By invoking the idea of inclusion riders, she called on those women to use their power to demand tangible change.
McDormand expanded on her call when speaking with the press after her win.
The general concept inherent to inclusion riders is not particularly new. Celebrities have for years been able to inject demands into the contracts that tie them to particular projects.
Until now, there hasn't been much talk about using them to change systemic problems in the entertainment industry. The Annenberg Inclusion Initiative, which has produced many reports on the lack of women and minorities in movies, tweeted an explanation of the phrase and its power, if actors were to demand change through their lawyers.
Stacy Smith, an associate professor and director of the Annenberg Inclusion Initiative at the University of Southern California, has championed the use of inclusion riders. In December 2014, she wrote a column for The Hollywood Reporter in which she called for Hollywood to adopt the "Rooney Rule," which forces NFL teams to interview minority candidates for head coaching positions.
In October 2016, she gave a TED Talk where she discussed inclusion riders specifically:

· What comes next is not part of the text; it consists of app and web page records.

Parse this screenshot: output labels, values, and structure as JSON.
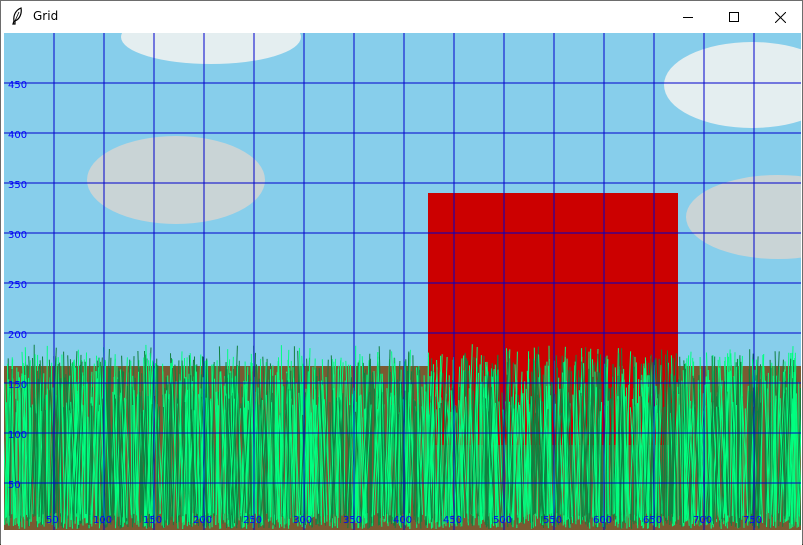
{
  "window": {
    "title": "Grid"
  },
  "icons": {
    "app": "feather-icon",
    "minimize": "minimize-icon",
    "maximize": "maximize-icon",
    "close": "close-icon"
  },
  "scene": {
    "colors": {
      "sky": "#87ceeb",
      "cloud": "#e4eef0",
      "cloud_shaded": "#c9d4d6",
      "building": "#cc0000",
      "ground": "#7a5a32",
      "grass_light": "#00ff80",
      "grass_dark": "#108040",
      "grid": "#0000cc",
      "label": "#0000ff"
    }
  },
  "grid": {
    "y_labels": [
      "450",
      "400",
      "350",
      "300",
      "250",
      "200",
      "150",
      "100",
      "50"
    ],
    "x_labels": [
      "50",
      "100",
      "150",
      "200",
      "250",
      "300",
      "350",
      "400",
      "450",
      "500",
      "550",
      "600",
      "650",
      "700",
      "750"
    ]
  }
}
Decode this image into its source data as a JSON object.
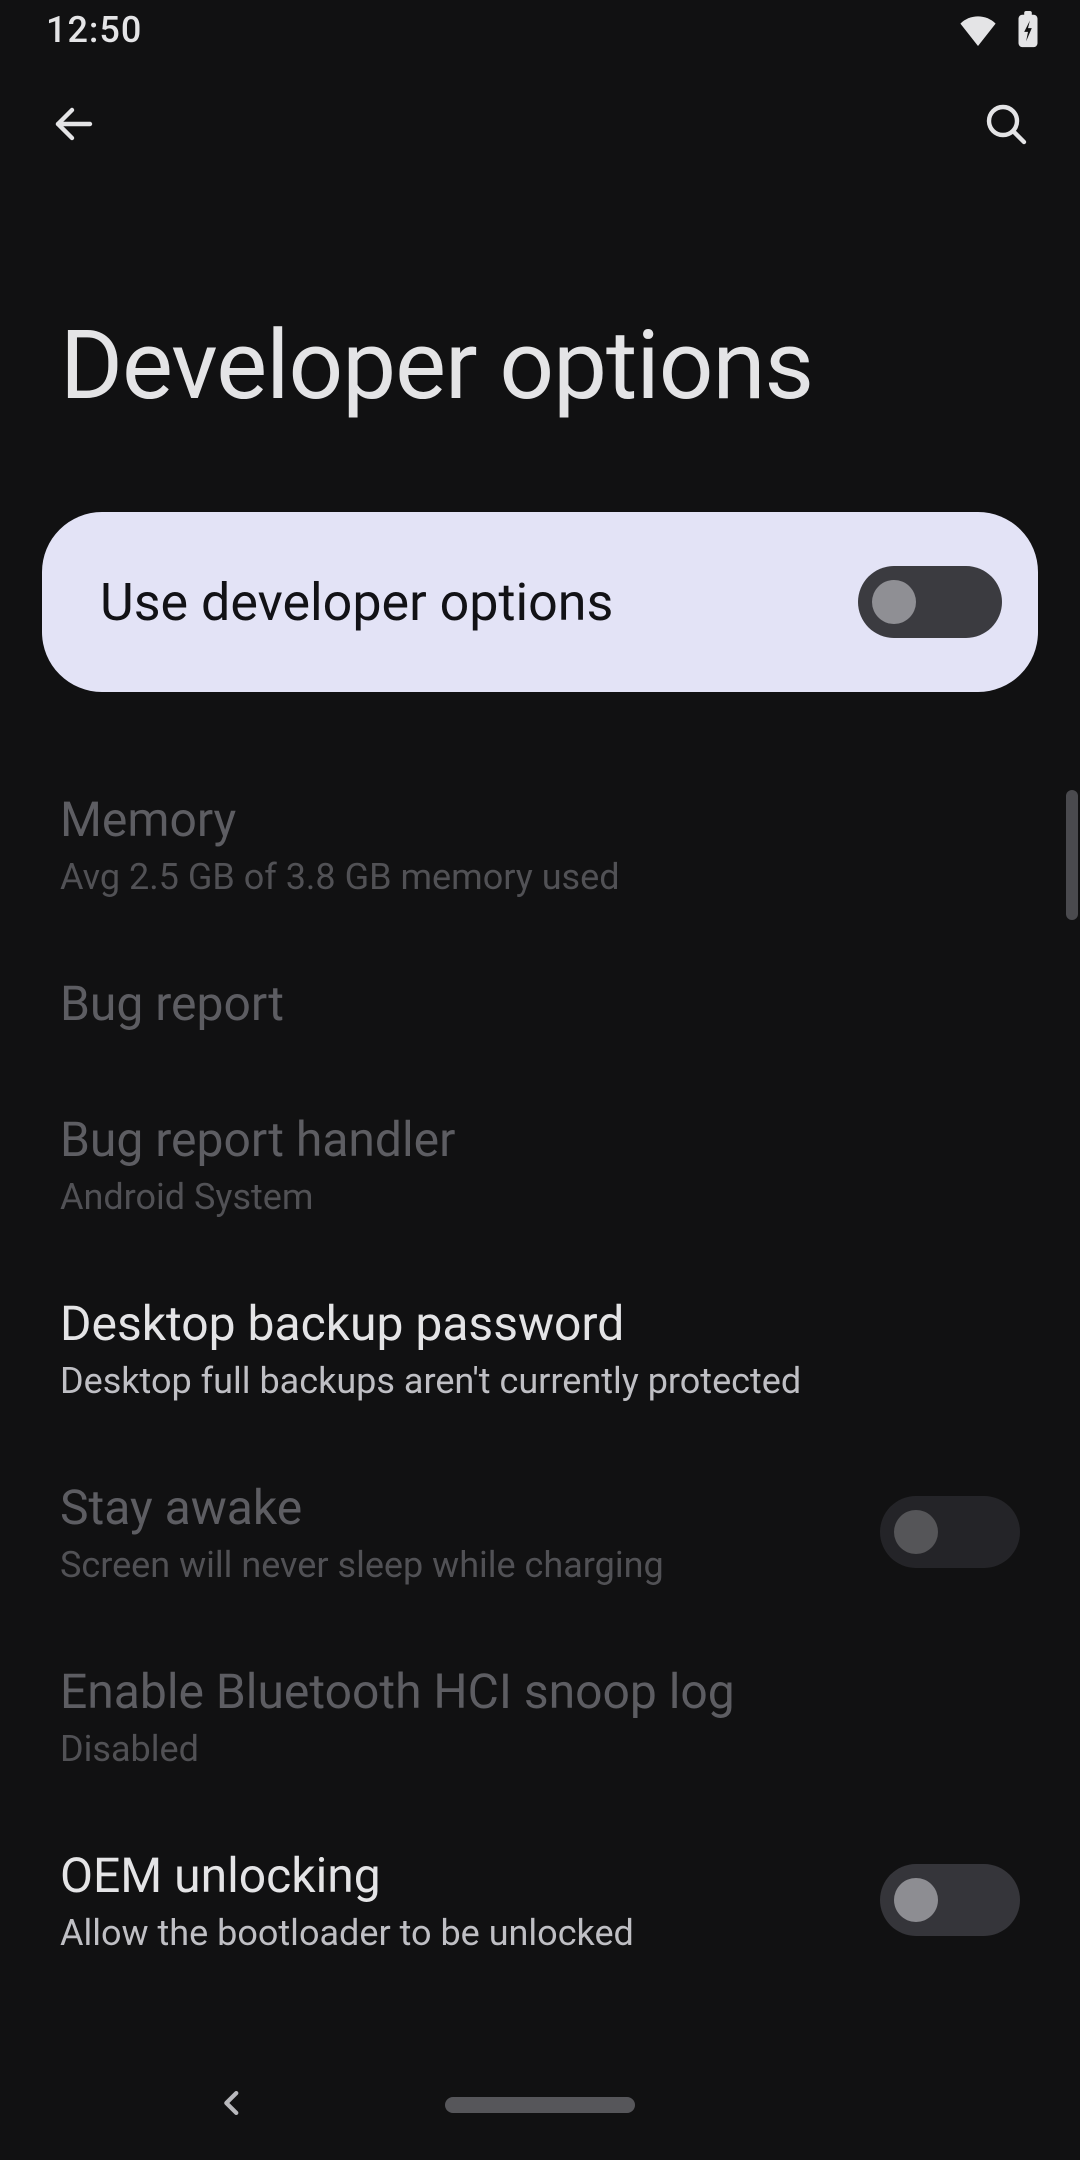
{
  "status": {
    "time": "12:50"
  },
  "page": {
    "title": "Developer options"
  },
  "master": {
    "label": "Use developer options",
    "enabled": false
  },
  "items": [
    {
      "id": "memory",
      "title": "Memory",
      "subtitle": "Avg 2.5 GB of 3.8 GB memory used",
      "enabled": false,
      "has_switch": false
    },
    {
      "id": "bug-report",
      "title": "Bug report",
      "subtitle": "",
      "enabled": false,
      "has_switch": false
    },
    {
      "id": "bug-handler",
      "title": "Bug report handler",
      "subtitle": "Android System",
      "enabled": false,
      "has_switch": false
    },
    {
      "id": "desktop-backup",
      "title": "Desktop backup password",
      "subtitle": "Desktop full backups aren't currently protected",
      "enabled": true,
      "has_switch": false
    },
    {
      "id": "stay-awake",
      "title": "Stay awake",
      "subtitle": "Screen will never sleep while charging",
      "enabled": false,
      "has_switch": true,
      "switch_on": false
    },
    {
      "id": "bt-hci",
      "title": "Enable Bluetooth HCI snoop log",
      "subtitle": "Disabled",
      "enabled": false,
      "has_switch": false
    },
    {
      "id": "oem-unlock",
      "title": "OEM unlocking",
      "subtitle": "Allow the bootloader to be unlocked",
      "enabled": true,
      "has_switch": true,
      "switch_on": false
    }
  ]
}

A-listers, as we all know, can make demands in their contracts, particularly the ones that work on the biggest Hollywood films. What if those A-listers simply added an equity clause or an inclusion rider into their contract? Now, what does that mean? Well, you probably don't know but the typical feature film has about 40 to 45 speaking characters in it. I would argue that only 8 to 10 of those characters are actually relevant to the story. Except maybe "Avengers." Right? A few more in "Avengers." The remaining 30 or so roles, there's no reason why those minor roles can't match or reflect the demography of where the story is taking place. An equity rider by an A-lister in their contract can stipulate that those roles reflect the world in which we actually live. Now, there's no reason why a network, a studio or a production company cannot adopt the same contractual language in their negotiation processes.

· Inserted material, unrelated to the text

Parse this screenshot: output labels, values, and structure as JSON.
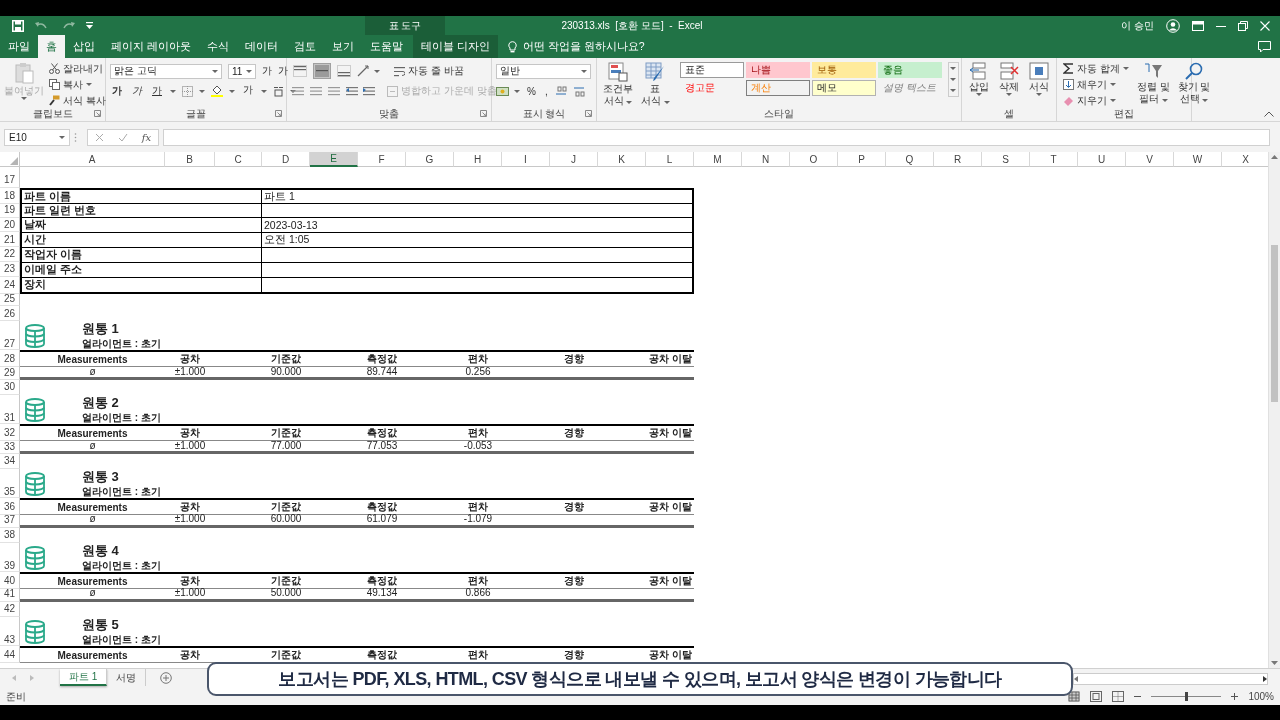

McDormand's call was quickly embraced by other celebrities including Brie Larson, who won the Oscar for best actress in 2015.
"I’m committed to the Inclusion Rider," Larson tweeted. "Who’s with me?"